Element data from apps and pages
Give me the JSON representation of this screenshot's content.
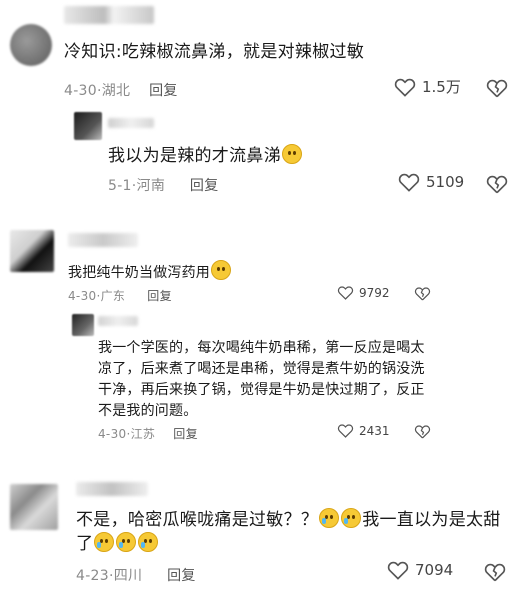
{
  "comments": [
    {
      "text": "冷知识:吃辣椒流鼻涕，就是对辣椒过敏",
      "date": "4-30",
      "location": "湖北",
      "reply_label": "回复",
      "likes": "1.5万",
      "replies": [
        {
          "text": "我以为是辣的才流鼻涕",
          "date": "5-1",
          "location": "河南",
          "reply_label": "回复",
          "likes": "5109"
        }
      ]
    },
    {
      "text": "我把纯牛奶当做泻药用",
      "date": "4-30",
      "location": "广东",
      "reply_label": "回复",
      "likes": "9792",
      "replies": [
        {
          "text": "我一个学医的，每次喝纯牛奶串稀，第一反应是喝太凉了，后来煮了喝还是串稀，觉得是煮牛奶的锅没洗干净，再后来换了锅，觉得是牛奶是快过期了，反正不是我的问题。",
          "date": "4-30",
          "location": "江苏",
          "reply_label": "回复",
          "likes": "2431"
        }
      ]
    },
    {
      "text_a": "不是，哈密瓜喉咙痛是过敏？？",
      "text_b": "我一直以为是太甜了",
      "date": "4-23",
      "location": "四川",
      "reply_label": "回复",
      "likes": "7094"
    }
  ],
  "icons": {
    "like": "heart-outline-icon",
    "dislike": "broken-heart-outline-icon",
    "emoji_laugh": "tears-of-joy-emoji",
    "emoji_blush": "blush-emoji",
    "emoji_cry": "crying-emoji"
  },
  "colors": {
    "text": "#1a1a1a",
    "meta": "#8a8a8a",
    "avatar_gray": "#8d8d8d"
  }
}
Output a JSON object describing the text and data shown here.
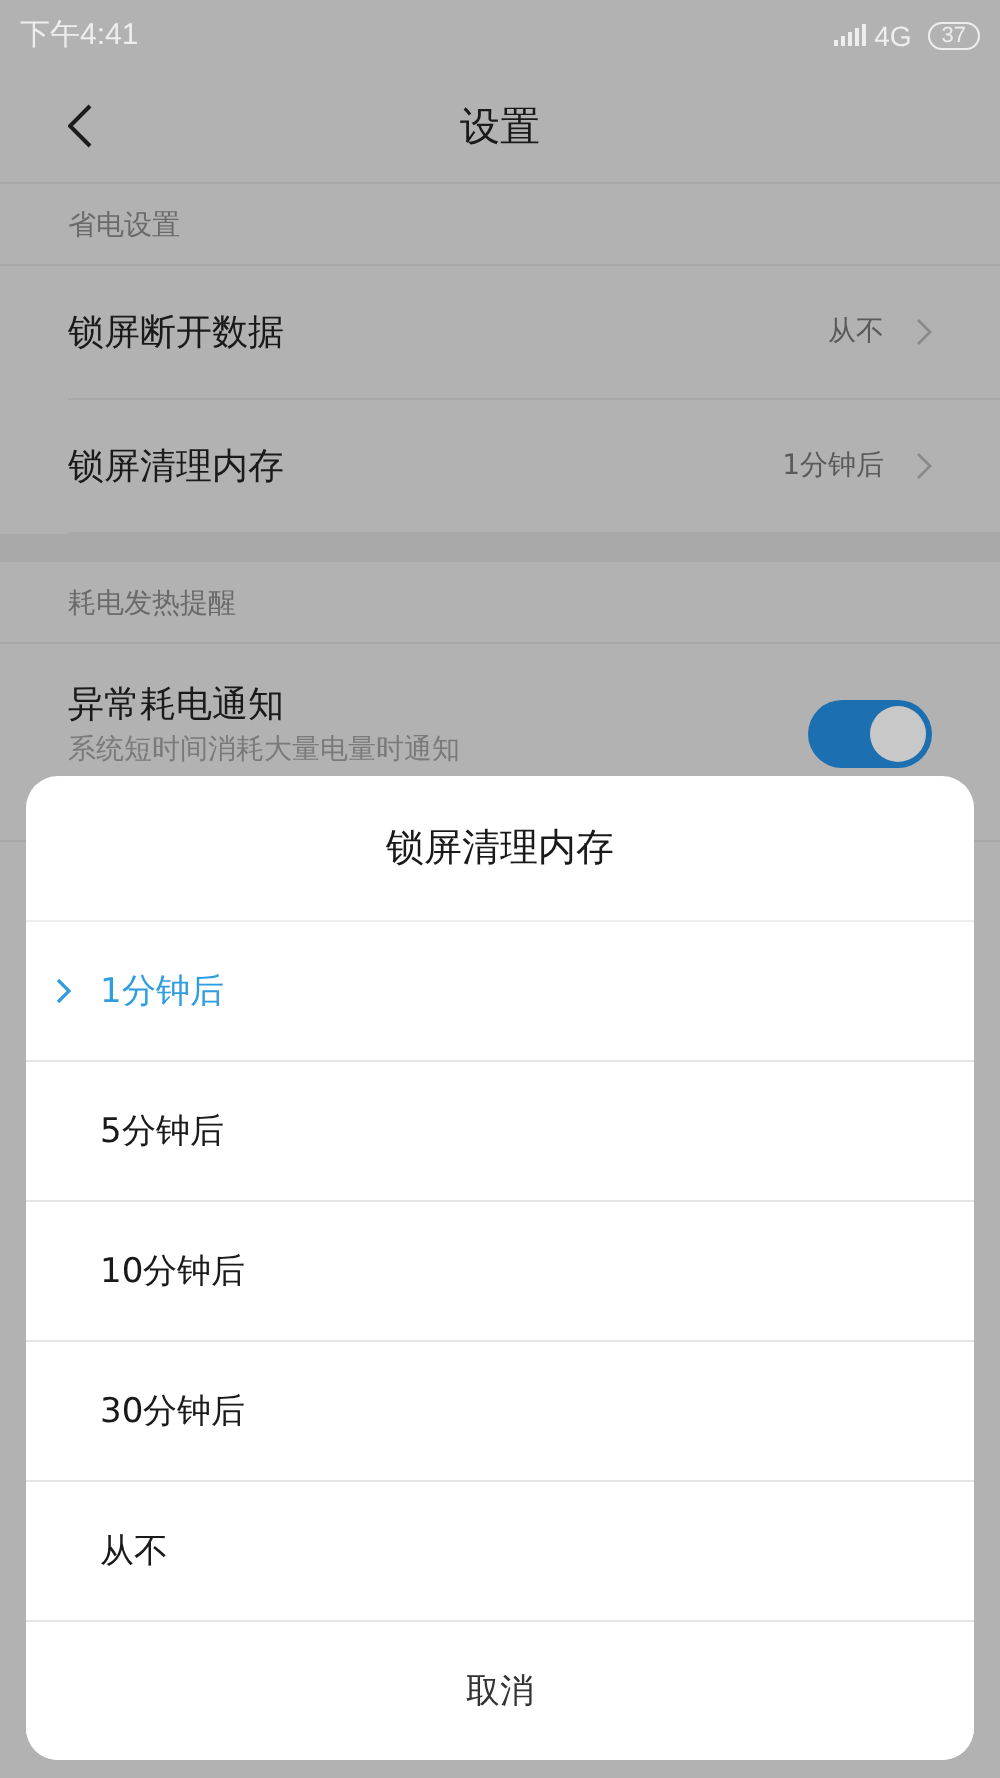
{
  "status_bar": {
    "time": "下午4:41",
    "network": "4G",
    "battery": "37"
  },
  "header": {
    "title": "设置"
  },
  "sections": [
    {
      "label": "省电设置",
      "rows": [
        {
          "kind": "value",
          "title": "锁屏断开数据",
          "value": "从不"
        },
        {
          "kind": "value",
          "title": "锁屏清理内存",
          "value": "1分钟后"
        }
      ]
    },
    {
      "label": "耗电发热提醒",
      "rows": [
        {
          "kind": "toggle",
          "title": "异常耗电通知",
          "subtitle": "系统短时间消耗大量电量时通知",
          "on": true
        }
      ]
    }
  ],
  "dialog": {
    "title": "锁屏清理内存",
    "options": [
      {
        "label": "1分钟后",
        "selected": true
      },
      {
        "label": "5分钟后",
        "selected": false
      },
      {
        "label": "10分钟后",
        "selected": false
      },
      {
        "label": "30分钟后",
        "selected": false
      },
      {
        "label": "从不",
        "selected": false
      }
    ],
    "cancel": "取消"
  }
}
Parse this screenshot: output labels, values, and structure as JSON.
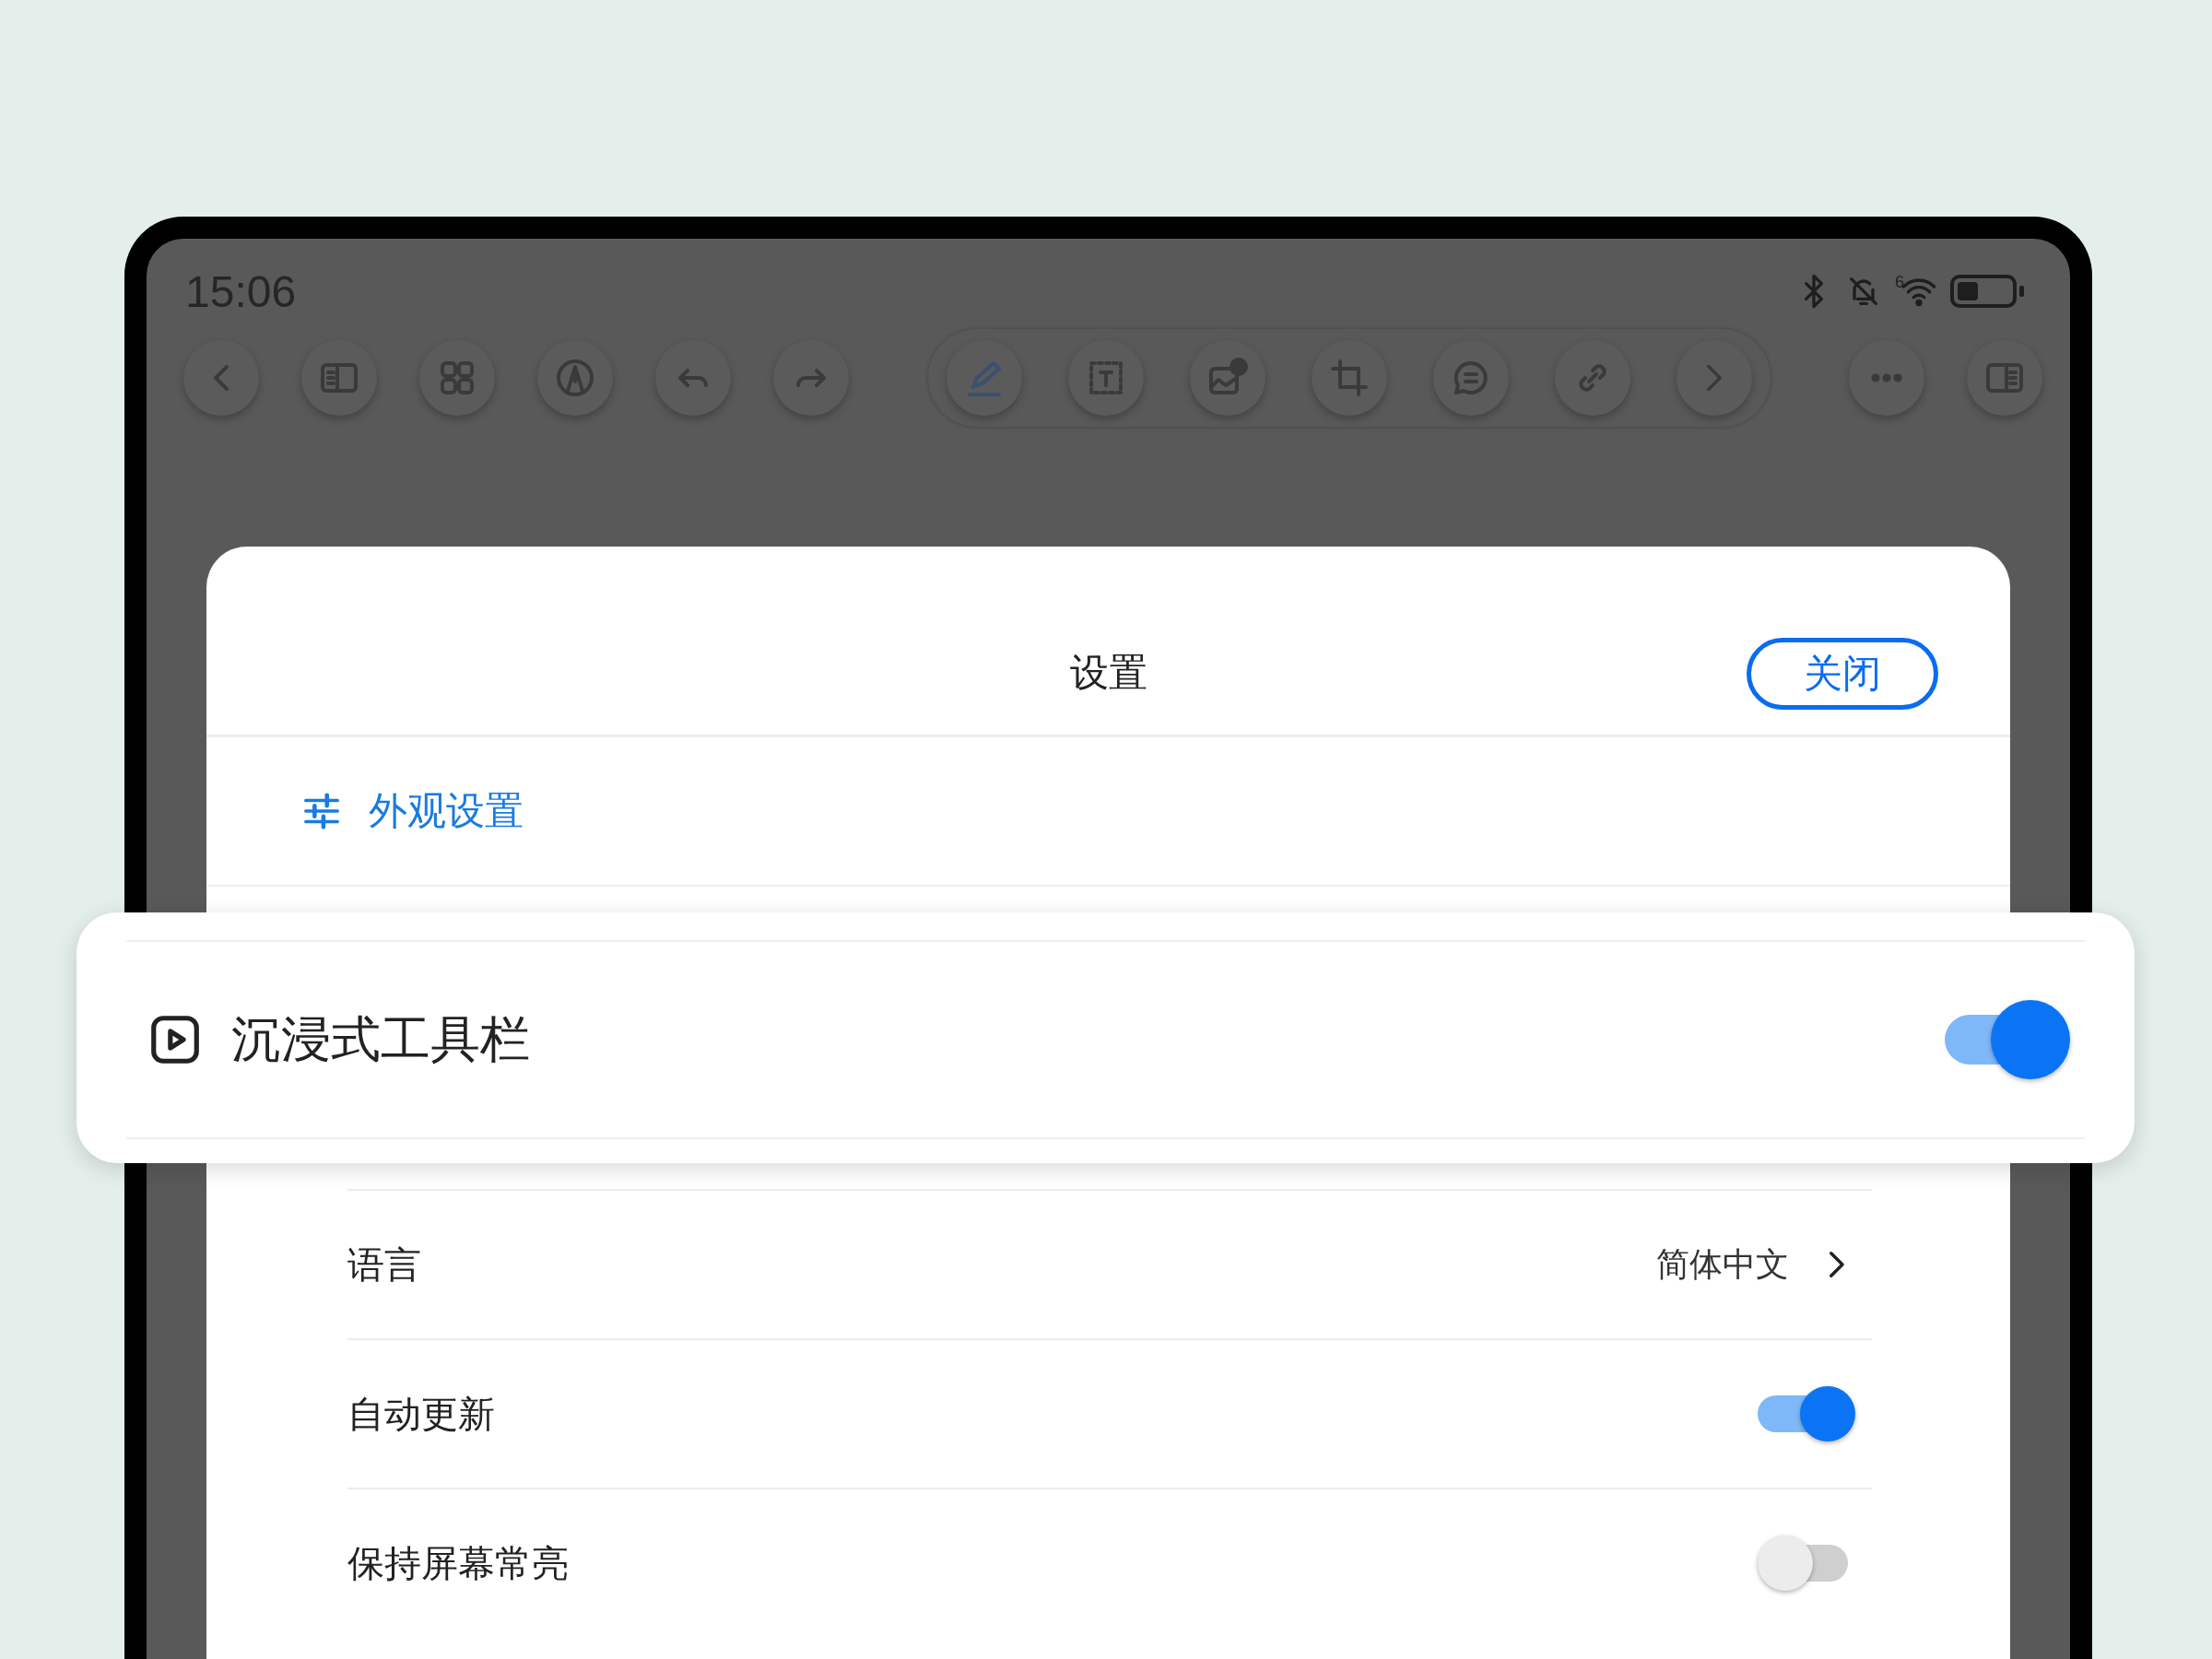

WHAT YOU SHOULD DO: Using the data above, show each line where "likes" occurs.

EXERCISE RESPONSE:
      "likes": "1.5万",
          "likes": "5109"
      "likes": "9792",
          "likes": "2431"
      "likes": "7094"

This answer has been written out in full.